DATA FOR THE TASK –
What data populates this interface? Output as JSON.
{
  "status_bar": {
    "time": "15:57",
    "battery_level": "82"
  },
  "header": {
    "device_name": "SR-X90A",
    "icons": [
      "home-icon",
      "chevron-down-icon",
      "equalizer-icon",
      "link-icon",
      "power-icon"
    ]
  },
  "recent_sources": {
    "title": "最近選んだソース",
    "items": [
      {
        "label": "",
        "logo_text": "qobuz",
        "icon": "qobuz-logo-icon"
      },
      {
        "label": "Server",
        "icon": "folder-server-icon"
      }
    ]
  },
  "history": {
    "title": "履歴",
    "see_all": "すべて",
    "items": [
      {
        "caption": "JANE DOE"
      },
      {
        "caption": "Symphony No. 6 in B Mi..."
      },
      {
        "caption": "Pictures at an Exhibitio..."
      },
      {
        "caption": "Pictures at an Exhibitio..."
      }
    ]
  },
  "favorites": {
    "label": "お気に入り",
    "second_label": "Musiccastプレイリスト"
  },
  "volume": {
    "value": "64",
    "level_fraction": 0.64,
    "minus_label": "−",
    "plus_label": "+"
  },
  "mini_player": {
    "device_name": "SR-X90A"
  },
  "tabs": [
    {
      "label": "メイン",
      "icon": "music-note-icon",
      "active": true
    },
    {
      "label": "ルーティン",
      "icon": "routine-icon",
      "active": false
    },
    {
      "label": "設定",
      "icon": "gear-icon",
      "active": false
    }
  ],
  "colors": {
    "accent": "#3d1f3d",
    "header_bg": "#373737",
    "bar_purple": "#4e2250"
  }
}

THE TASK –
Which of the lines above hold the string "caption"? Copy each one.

REPLY –
        "caption": "JANE DOE"
        "caption": "Symphony No. 6 in B Mi..."
        "caption": "Pictures at an Exhibitio..."
        "caption": "Pictures at an Exhibitio..."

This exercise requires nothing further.